I write to you on behalf of the Holy Eparchial Synod of the Greek Orthodox Archdiocese of America in order to convey to you information regarding the forthcoming visit of His Holiness Pope Benedict XVI to the Ecumenical Patriarchate. There, at the Center of Orthodoxy in the Phanar, His All Holiness Ecumenical Patriarch Bartholomew will receive Pope Benedict on the occasion of the Patronal Feast of our Ecumenical Patriarchate, November 30, the Feast of St. Andrew, the First-called Apostle of Jesus Christ.

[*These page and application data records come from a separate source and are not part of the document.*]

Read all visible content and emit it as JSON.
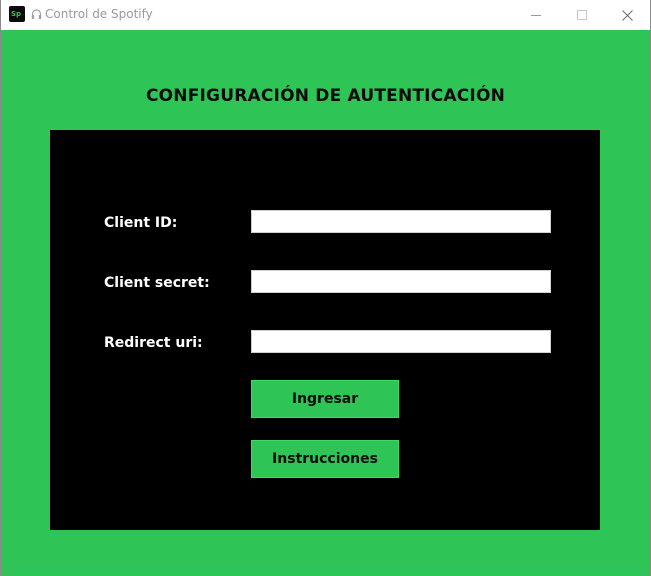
{
  "window": {
    "title": "Control de Spotify",
    "app_icon_text": "Sp"
  },
  "colors": {
    "accent_green": "#2fc456",
    "panel_black": "#000000",
    "heading_text": "#0b0b0b",
    "label_text": "#ffffff",
    "input_bg": "#ffffff"
  },
  "form": {
    "heading": "CONFIGURACIÓN DE AUTENTICACIÓN",
    "fields": [
      {
        "label": "Client ID:",
        "value": ""
      },
      {
        "label": "Client secret:",
        "value": ""
      },
      {
        "label": "Redirect uri:",
        "value": ""
      }
    ],
    "buttons": {
      "login": "Ingresar",
      "instructions": "Instrucciones"
    }
  },
  "icons": {
    "minimize": "minimize-icon",
    "maximize": "maximize-icon",
    "close": "close-icon",
    "app": "spotify-app-icon",
    "headphones": "headphones-icon"
  }
}
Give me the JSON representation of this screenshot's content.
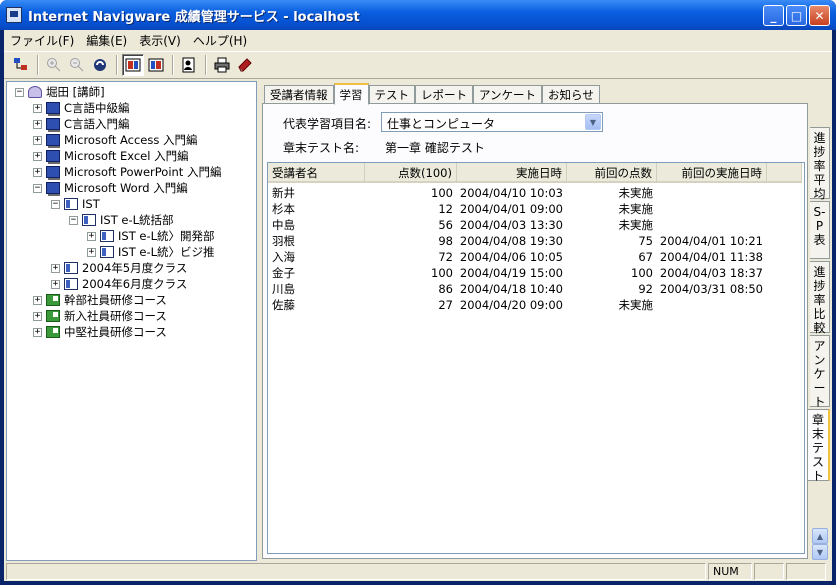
{
  "window": {
    "title": "Internet Navigware 成績管理サービス - localhost",
    "minimize": "_",
    "maximize": "□",
    "close": "✕"
  },
  "menu": [
    "ファイル(F)",
    "編集(E)",
    "表示(V)",
    "ヘルプ(H)"
  ],
  "toolbar_icons": [
    "tree-icon",
    "zoom-in-icon",
    "zoom-out-icon",
    "refresh-icon",
    "view-left-icon",
    "view-right-icon",
    "find-user-icon",
    "print-icon",
    "book-icon"
  ],
  "tree": {
    "root": "堀田 [講師]",
    "courses": [
      "C言語中級編",
      "C言語入門編",
      "Microsoft Access 入門編",
      "Microsoft Excel 入門編",
      "Microsoft PowerPoint 入門編",
      "Microsoft Word 入門編"
    ],
    "ist": "IST",
    "ist_group": "IST e-L統括部",
    "ist_sub1": "IST e-L統〉開発部",
    "ist_sub2": "IST e-L統〉ビジ推",
    "class1": "2004年5月度クラス",
    "class2": "2004年6月度クラス",
    "groups": [
      "幹部社員研修コース",
      "新入社員研修コース",
      "中堅社員研修コース"
    ]
  },
  "tabs": [
    "受講者情報",
    "学習",
    "テスト",
    "レポート",
    "アンケート",
    "お知らせ"
  ],
  "side_tabs": [
    "進捗率平均",
    "S-P表",
    "進捗率比較",
    "アンケート",
    "章末テスト"
  ],
  "form": {
    "item_label": "代表学習項目名:",
    "item_value": "仕事とコンピュータ",
    "test_label": "章末テスト名:",
    "test_value": "第一章 確認テスト"
  },
  "table": {
    "headers": [
      "受講者名",
      "点数(100)",
      "実施日時",
      "前回の点数",
      "前回の実施日時"
    ],
    "rows": [
      [
        "新井",
        "100",
        "2004/04/10 10:03",
        "未実施",
        ""
      ],
      [
        "杉本",
        "12",
        "2004/04/01 09:00",
        "未実施",
        ""
      ],
      [
        "中島",
        "56",
        "2004/04/03 13:30",
        "未実施",
        ""
      ],
      [
        "羽根",
        "98",
        "2004/04/08 19:30",
        "75",
        "2004/04/01 10:21"
      ],
      [
        "入海",
        "72",
        "2004/04/06 10:05",
        "67",
        "2004/04/01 11:38"
      ],
      [
        "金子",
        "100",
        "2004/04/19 15:00",
        "100",
        "2004/04/03 18:37"
      ],
      [
        "川島",
        "86",
        "2004/04/18 10:40",
        "92",
        "2004/03/31 08:50"
      ],
      [
        "佐藤",
        "27",
        "2004/04/20 09:00",
        "未実施",
        ""
      ]
    ]
  },
  "status": {
    "num": "NUM"
  }
}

This visit is of great significance to the Church, as it represents a tangible continuation of the dialogue of love between the Churches of the East and the West which began in 1964 in Jerusalem on the Mount of Olives, when the late Pope Paul VI and Ecumenical Patriarch Athenagoras I met together and lifted the painful anathemas between the Roman Catholic Church and the Orthodox Church that were issued back in 1054. Since that historic meeting, it has been the practice of the Ecumenical Patriarchate and of the Vatican to send delegations to one another’s Sees on the occasion of their respective Patronal Feasts, the Feast of St. Andrew on November 30, and the Feast of Sts. Peter and Paul on June 29. On several occasions since 1964, the Pope and the Ecumenical Patriarch have personally journeyed themselves to Constantinople and Rome for these feasts. It is in this broad historical context that we may better appreciate the significance of the very first visit of Pope Benedict to the Ecumenical Patriarchate in the coming days.

This visit is more than symbolic. It carries substantial meaning as an occasion for the Churches of the East and West to come closer to one another in mutual understanding, in accordance with the fervent prayer of the Lord Jesus Christ when He asked His Father that those who believe in Him "may all be one" (John 17:20-21). This visit gives substance to the words of the petition that we pray in the Divine Liturgy of St. John Chrysostom, "For the peace of the whole world, for the stability of the holy churches of God, and for the union of all, let us pray to the Lord." Thus, this visit is an occasion whereby the words of our prayer have an opportunity to achieve a very real substance.

Finally, the visit of Pope Benedict to the Ecumenical Patriarchate is important on account of its timeliness in our modern world, which has witnessed unprecedented acts of violence without reason, and an erosion of the capacity of human beings to recognize one another as sacred children of God. His All Holiness Ecumenical Patriarch Bartholomew advocates passionately for peace, tolerance, and reconciliation among all human beings; but he does so under very heavy conditions in a land where notions of religious freedom are approached quite differently than they are in our own country or in European countries. For this reason, the visit of Pope Benedict carries an added dimension, in that it will provide an opportune occasion for two world religious leaders to discuss important issues related to religious freedom, peace among human beings of all faiths, and matters pertaining to global security in our modern world.

This is a momentous occasion indeed, made possible by the power of the Holy Spirit, Whom we pray may protect and illumine all who participate in this historic encounter. Accordingly, on behalf of our Holy Eparchial Synod, I ask for your fervent prayers during this time in the life of our Church and our world, which is a sacred time of hope and of love. May the grace of the Lord Jesus Christ, the love of God the Father, and the communion of the Holy Spirit be with you all.

With paternal love in Christ,

Archbishop of America